The music industry has transformed from a production led distribution business to market driven artist marketing agencies. The world before music downloading was a simple one. A&R people would try and hunt out the next big thing and musicians would try and get ‘signed up’. A contract would be signed with an advance and off they went on a cycle of recording, releasing output, promoting via radio airplay and then TV, and touring before recording the follow up. Artists earned a percentage and the record companies grew into huge global businesses in the post war era. Then came Napster. The record industry’s reaction to this was like the five stages to grief:
- Denial – that the digital world would affect them
- Anger – that this was stealing
- Bargaining - by going to court and seeking injunctions to close them down
- Depression – because Napster wasn’t the only people doing this
- Acceptance - that the artist now had the power and a new relationship would need to be forged in order to still be relevant

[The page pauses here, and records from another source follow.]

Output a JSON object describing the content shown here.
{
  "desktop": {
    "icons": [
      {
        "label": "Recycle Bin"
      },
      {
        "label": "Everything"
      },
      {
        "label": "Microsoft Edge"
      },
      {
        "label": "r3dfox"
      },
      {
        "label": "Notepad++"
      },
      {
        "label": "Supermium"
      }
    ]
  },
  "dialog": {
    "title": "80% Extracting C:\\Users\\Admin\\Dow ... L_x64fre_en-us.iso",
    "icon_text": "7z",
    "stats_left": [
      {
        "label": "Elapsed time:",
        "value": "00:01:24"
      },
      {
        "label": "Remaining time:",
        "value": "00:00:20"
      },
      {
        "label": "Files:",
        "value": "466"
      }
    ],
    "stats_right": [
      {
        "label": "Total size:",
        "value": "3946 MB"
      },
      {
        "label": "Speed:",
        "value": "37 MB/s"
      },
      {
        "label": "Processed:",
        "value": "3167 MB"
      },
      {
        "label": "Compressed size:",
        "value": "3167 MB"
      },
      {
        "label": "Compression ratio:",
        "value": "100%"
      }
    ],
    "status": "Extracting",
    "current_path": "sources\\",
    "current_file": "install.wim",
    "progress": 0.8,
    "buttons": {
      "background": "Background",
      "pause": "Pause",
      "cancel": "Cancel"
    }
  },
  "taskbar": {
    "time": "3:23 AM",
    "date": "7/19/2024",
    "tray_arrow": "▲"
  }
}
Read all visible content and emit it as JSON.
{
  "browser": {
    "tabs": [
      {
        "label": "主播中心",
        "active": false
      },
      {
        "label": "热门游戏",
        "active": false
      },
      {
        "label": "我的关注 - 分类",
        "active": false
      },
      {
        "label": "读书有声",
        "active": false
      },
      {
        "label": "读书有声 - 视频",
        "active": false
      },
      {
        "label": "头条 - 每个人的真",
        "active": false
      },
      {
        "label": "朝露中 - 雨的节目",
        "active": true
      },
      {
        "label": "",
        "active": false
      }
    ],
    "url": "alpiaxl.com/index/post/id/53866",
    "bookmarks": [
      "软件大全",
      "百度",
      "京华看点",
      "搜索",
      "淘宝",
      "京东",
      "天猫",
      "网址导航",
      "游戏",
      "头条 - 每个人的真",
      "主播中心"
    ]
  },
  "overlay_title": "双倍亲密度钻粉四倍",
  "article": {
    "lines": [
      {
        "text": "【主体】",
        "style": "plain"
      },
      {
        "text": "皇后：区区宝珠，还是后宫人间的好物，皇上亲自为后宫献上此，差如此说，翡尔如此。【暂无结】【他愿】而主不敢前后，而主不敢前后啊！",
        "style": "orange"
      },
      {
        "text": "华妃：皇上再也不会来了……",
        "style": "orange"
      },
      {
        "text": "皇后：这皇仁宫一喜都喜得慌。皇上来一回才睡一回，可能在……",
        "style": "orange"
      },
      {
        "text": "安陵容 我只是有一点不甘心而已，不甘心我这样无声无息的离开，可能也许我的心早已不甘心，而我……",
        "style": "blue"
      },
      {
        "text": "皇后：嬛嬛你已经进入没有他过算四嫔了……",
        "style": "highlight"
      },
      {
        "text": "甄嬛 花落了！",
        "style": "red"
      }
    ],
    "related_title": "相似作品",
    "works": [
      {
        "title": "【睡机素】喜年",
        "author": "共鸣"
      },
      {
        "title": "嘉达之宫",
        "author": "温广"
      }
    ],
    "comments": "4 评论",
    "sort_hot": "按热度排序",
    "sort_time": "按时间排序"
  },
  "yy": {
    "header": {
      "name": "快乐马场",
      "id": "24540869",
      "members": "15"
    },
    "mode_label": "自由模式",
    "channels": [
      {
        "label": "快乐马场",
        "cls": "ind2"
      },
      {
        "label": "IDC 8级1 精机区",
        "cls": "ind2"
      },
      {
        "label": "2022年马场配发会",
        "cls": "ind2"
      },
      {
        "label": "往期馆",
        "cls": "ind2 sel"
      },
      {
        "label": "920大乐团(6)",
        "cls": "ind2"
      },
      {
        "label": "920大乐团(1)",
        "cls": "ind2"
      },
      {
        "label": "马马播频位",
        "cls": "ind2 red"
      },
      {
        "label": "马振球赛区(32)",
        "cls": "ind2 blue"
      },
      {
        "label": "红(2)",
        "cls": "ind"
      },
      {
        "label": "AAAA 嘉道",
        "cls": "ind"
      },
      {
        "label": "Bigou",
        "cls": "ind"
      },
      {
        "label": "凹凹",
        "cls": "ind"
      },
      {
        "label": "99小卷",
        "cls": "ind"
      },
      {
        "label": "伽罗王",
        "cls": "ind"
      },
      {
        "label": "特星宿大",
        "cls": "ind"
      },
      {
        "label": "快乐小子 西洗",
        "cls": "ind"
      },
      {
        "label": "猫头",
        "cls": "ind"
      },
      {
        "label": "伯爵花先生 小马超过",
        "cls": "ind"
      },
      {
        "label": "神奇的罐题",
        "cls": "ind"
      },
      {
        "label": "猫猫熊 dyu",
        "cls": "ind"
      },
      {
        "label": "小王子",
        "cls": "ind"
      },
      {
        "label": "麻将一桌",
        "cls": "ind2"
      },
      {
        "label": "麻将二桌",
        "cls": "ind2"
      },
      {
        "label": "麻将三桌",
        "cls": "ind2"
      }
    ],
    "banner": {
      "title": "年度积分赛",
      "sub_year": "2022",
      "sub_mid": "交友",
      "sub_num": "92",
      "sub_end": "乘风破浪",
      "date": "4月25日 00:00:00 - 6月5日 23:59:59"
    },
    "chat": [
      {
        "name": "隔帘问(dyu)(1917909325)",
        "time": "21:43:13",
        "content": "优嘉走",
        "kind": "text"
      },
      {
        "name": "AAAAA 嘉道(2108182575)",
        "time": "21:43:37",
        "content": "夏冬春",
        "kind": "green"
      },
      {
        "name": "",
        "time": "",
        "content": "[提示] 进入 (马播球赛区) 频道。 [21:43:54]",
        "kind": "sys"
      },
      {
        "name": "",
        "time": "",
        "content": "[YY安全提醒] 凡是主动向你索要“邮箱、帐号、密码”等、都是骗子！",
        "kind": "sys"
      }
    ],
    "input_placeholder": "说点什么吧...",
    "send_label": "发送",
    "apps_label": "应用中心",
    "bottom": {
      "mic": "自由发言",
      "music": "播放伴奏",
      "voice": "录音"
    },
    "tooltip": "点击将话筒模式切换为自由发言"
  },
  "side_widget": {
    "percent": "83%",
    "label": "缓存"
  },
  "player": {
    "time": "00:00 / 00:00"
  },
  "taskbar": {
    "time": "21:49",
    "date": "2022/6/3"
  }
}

Federico showed us how Sony UK have developed their own consumer insight tool that shows different personas and how they buy and listen to music, where they shop and their attitudes. They use this insight to determine where to tour and how to launch artists like One Direction, the first global social media band. The role of the record company has turned from production and distribution to artist marketing agencies. Sony now manages artist as brands via brand hook ups, endorsements, touring and merchandising.
This business model was pioneered by the hip hop scene 10 years ago and that made me think, where’s our hip hop scene? Is it the tech industry, the management consultants or in fact us? We’ve gone through the five stages of grief and come to terms with the fact that we are no longer in the narrow confines of being ad factories but business transformation agents delivering products and experiences that connect brands with people and adding value in a far more holistic way for our clients. Sounds a bit hip hop? To me it sounds a bit Sorrell, who’s been making the case for a new relationship with our clients over the last couple of years and it’s encouraging to see the industry finally getting to grips with the issue hip hop style.
In our latest AdTalk podcast, Tim Williams, founder of Ignition Consultancy Group shares his thoughts on pricing councils, the art of pricing and the organisations that are disrupting the conventional pricing process.
View photos from the Commercial Conference 2016 here
View the full presentations
Last updated 19/07/2016